Input Block Start

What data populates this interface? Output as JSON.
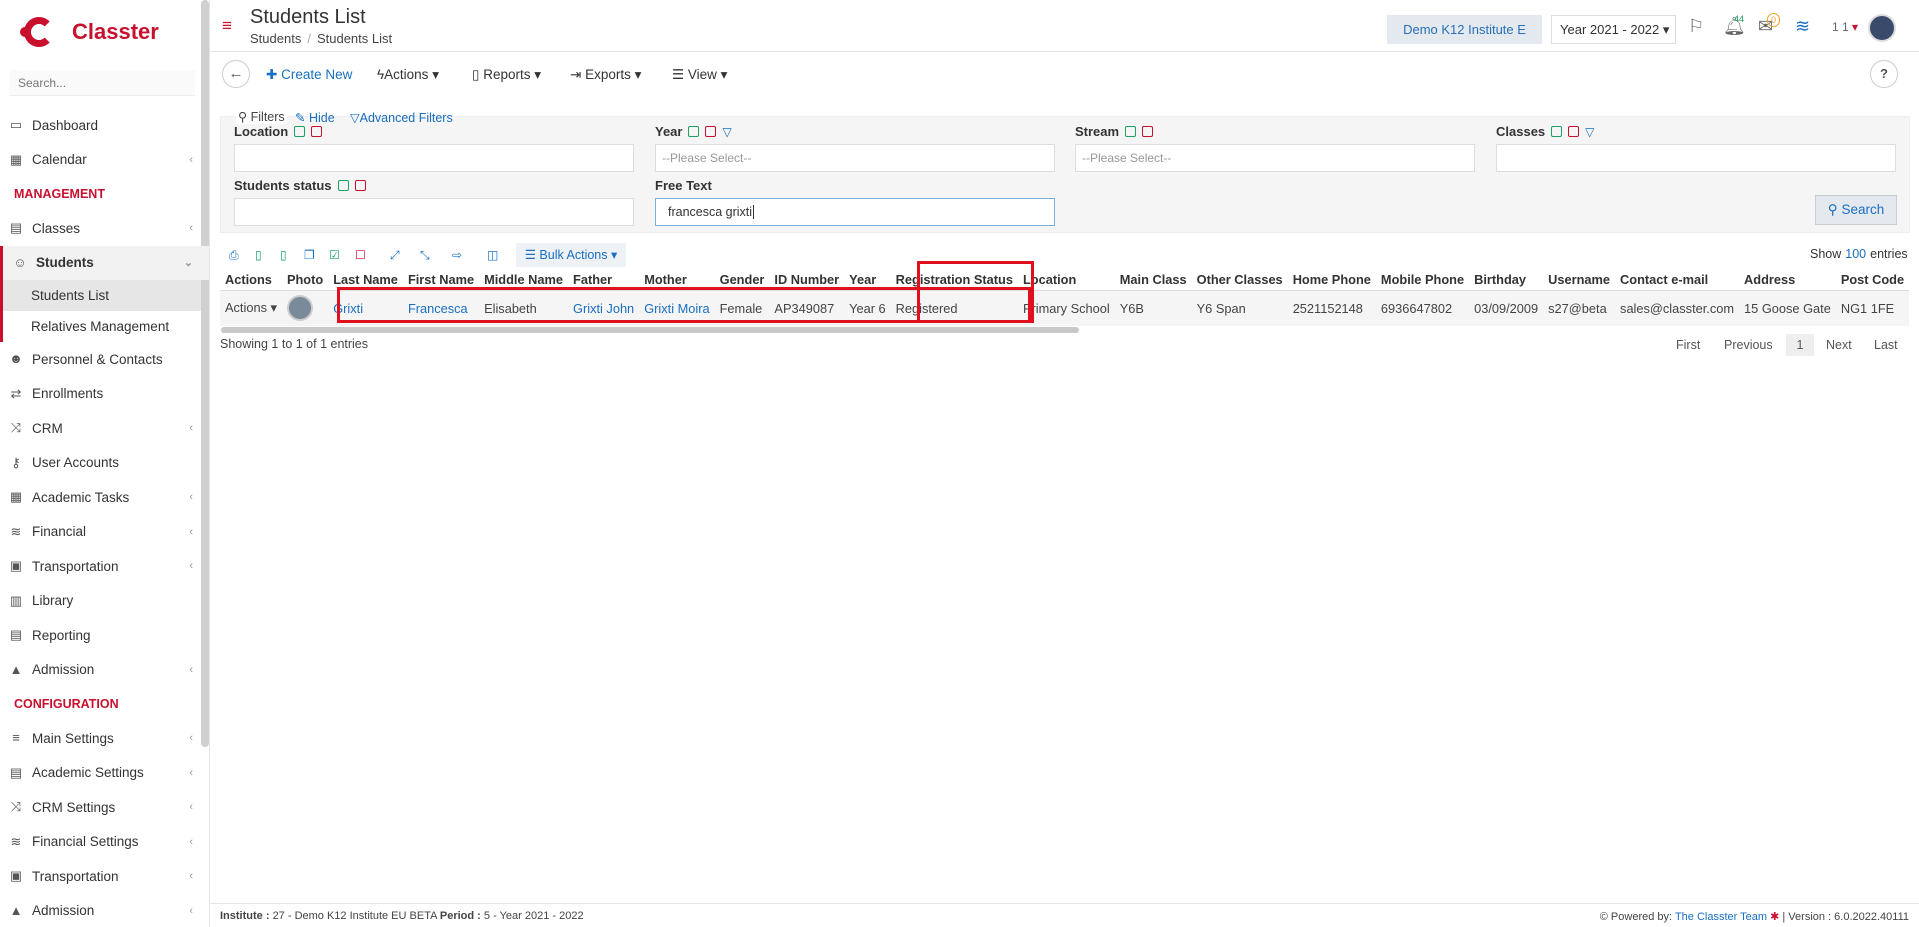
{
  "brand": {
    "name": "Classter",
    "color": "#c8102e"
  },
  "sidebar": {
    "search_placeholder": "Search...",
    "items_top": [
      {
        "label": "Dashboard",
        "icon": "laptop-icon",
        "glyph": "▭"
      },
      {
        "label": "Calendar",
        "icon": "calendar-icon",
        "glyph": "▦"
      }
    ],
    "management_heading": "MANAGEMENT",
    "items_management": [
      {
        "label": "Classes",
        "icon": "classes-icon",
        "glyph": "▤"
      },
      {
        "label": "Students",
        "icon": "students-icon",
        "glyph": "☺"
      }
    ],
    "students_sub": [
      {
        "label": "Students List"
      },
      {
        "label": "Relatives Management"
      }
    ],
    "items_management_2": [
      {
        "label": "Personnel & Contacts",
        "icon": "contacts-icon",
        "glyph": "☻"
      },
      {
        "label": "Enrollments",
        "icon": "enrollments-icon",
        "glyph": "⇄"
      },
      {
        "label": "CRM",
        "icon": "crm-icon",
        "glyph": "⤨"
      },
      {
        "label": "User Accounts",
        "icon": "key-icon",
        "glyph": "⚷"
      },
      {
        "label": "Academic Tasks",
        "icon": "tasks-icon",
        "glyph": "▦"
      },
      {
        "label": "Financial",
        "icon": "coins-icon",
        "glyph": "≋"
      },
      {
        "label": "Transportation",
        "icon": "bus-icon",
        "glyph": "▣"
      },
      {
        "label": "Library",
        "icon": "books-icon",
        "glyph": "▥"
      },
      {
        "label": "Reporting",
        "icon": "printer-icon",
        "glyph": "▤"
      },
      {
        "label": "Admission",
        "icon": "institution-icon",
        "glyph": "▲"
      }
    ],
    "configuration_heading": "CONFIGURATION",
    "items_config": [
      {
        "label": "Main Settings",
        "icon": "sliders-icon",
        "glyph": "≡"
      },
      {
        "label": "Academic Settings",
        "icon": "academic-icon",
        "glyph": "▤"
      },
      {
        "label": "CRM Settings",
        "icon": "crm-icon",
        "glyph": "⤨"
      },
      {
        "label": "Financial Settings",
        "icon": "coins-icon",
        "glyph": "≋"
      },
      {
        "label": "Transportation",
        "icon": "bus-icon",
        "glyph": "▣"
      },
      {
        "label": "Admission",
        "icon": "institution-icon",
        "glyph": "▲"
      }
    ]
  },
  "header": {
    "title": "Students List",
    "breadcrumb": [
      "Students",
      "Students List"
    ],
    "institute": "Demo K12 Institute E",
    "year": "Year 2021 - 2022",
    "notifications_count": "44",
    "messages_count": "0",
    "user_num": "1 1"
  },
  "toolbar": {
    "create_new": "Create New",
    "actions": "Actions",
    "reports": "Reports",
    "exports": "Exports",
    "view": "View",
    "help": "?"
  },
  "filters": {
    "title": "Filters",
    "hide": "Hide",
    "advanced": "Advanced Filters",
    "location_label": "Location",
    "year_label": "Year",
    "year_placeholder": "--Please Select--",
    "stream_label": "Stream",
    "stream_placeholder": "--Please Select--",
    "classes_label": "Classes",
    "status_label": "Students status",
    "free_text_label": "Free Text",
    "free_text_value": "francesca grixti",
    "search_btn": "Search"
  },
  "table_tools": {
    "bulk_actions": "Bulk Actions",
    "show_label": "Show",
    "show_count": "100",
    "entries_label": "entries"
  },
  "table": {
    "columns": [
      "Actions",
      "Photo",
      "Last Name",
      "First Name",
      "Middle Name",
      "Father",
      "Mother",
      "Gender",
      "ID Number",
      "Year",
      "Registration Status",
      "Location",
      "Main Class",
      "Other Classes",
      "Home Phone",
      "Mobile Phone",
      "Birthday",
      "Username",
      "Contact e-mail",
      "Address",
      "Post Code"
    ],
    "row": {
      "actions": "Actions",
      "last_name": "Grixti",
      "first_name": "Francesca",
      "middle_name": "Elisabeth",
      "father": "Grixti John",
      "mother": "Grixti Moira",
      "gender": "Female",
      "id_number": "AP349087",
      "year": "Year 6",
      "registration_status": "Registered",
      "location": "Primary School",
      "main_class": "Y6B",
      "other_classes": "Y6 Span",
      "home_phone": "2521152148",
      "mobile_phone": "6936647802",
      "birthday": "03/09/2009",
      "username": "s27@beta",
      "email": "sales@classter.com",
      "address": "15 Goose Gate",
      "post_code": "NG1 1FE"
    },
    "showing": "Showing 1 to 1 of 1 entries",
    "pager": {
      "first": "First",
      "previous": "Previous",
      "current": "1",
      "next": "Next",
      "last": "Last"
    }
  },
  "footer": {
    "institute_label": "Institute :",
    "institute_value": "27 - Demo K12 Institute EU BETA",
    "period_label": "Period :",
    "period_value": "5 - Year 2021 - 2022",
    "powered_by": "Powered by:",
    "team": "The Classter Team",
    "version": "| Version : 6.0.2022.40111"
  }
}
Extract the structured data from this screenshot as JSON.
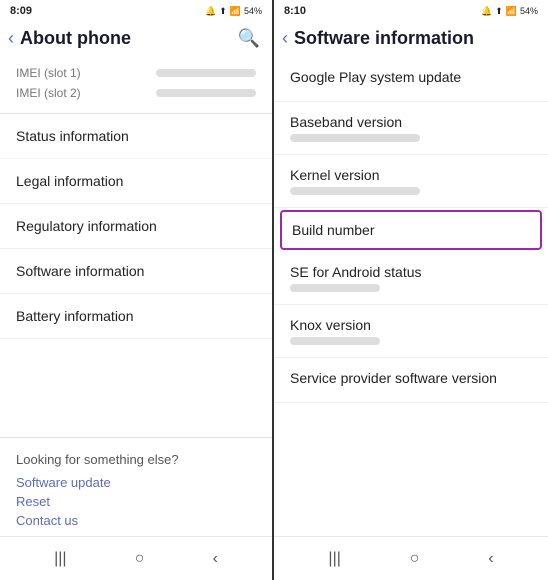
{
  "left_panel": {
    "status_bar": {
      "time": "8:09",
      "icons": "🔔 ☁ ⬆ 📶 54%"
    },
    "header": {
      "back_label": "‹",
      "title": "About phone",
      "search_icon": "🔍"
    },
    "imei": {
      "slot1_label": "IMEI (slot 1)",
      "slot2_label": "IMEI (slot 2)"
    },
    "menu_items": [
      {
        "label": "Status information"
      },
      {
        "label": "Legal information"
      },
      {
        "label": "Regulatory information"
      },
      {
        "label": "Software information",
        "has_arrow": true
      },
      {
        "label": "Battery information"
      }
    ],
    "looking_section": {
      "title": "Looking for something else?",
      "links": [
        "Software update",
        "Reset",
        "Contact us"
      ]
    },
    "bottom_nav": {
      "recents": "|||",
      "home": "○",
      "back": "‹"
    }
  },
  "right_panel": {
    "status_bar": {
      "time": "8:10",
      "icons": "🔔 ☁ ⬆ 📶 54%"
    },
    "header": {
      "back_label": "‹",
      "title": "Software information"
    },
    "items": [
      {
        "label": "Google Play system update",
        "has_value": false
      },
      {
        "label": "Baseband version",
        "has_value": true
      },
      {
        "label": "Kernel version",
        "has_value": true
      },
      {
        "label": "Build number",
        "has_value": false,
        "highlighted": true
      },
      {
        "label": "SE for Android status",
        "has_value": true
      },
      {
        "label": "Knox version",
        "has_value": true
      },
      {
        "label": "Service provider software version",
        "has_value": false
      }
    ],
    "bottom_nav": {
      "recents": "|||",
      "home": "○",
      "back": "‹"
    }
  }
}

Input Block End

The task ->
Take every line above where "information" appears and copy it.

Answer ->
        "label": "Status information"
        "label": "Legal information"
        "label": "Regulatory information"
        "label": "Software information",
        "label": "Battery information"
      "title": "Software information"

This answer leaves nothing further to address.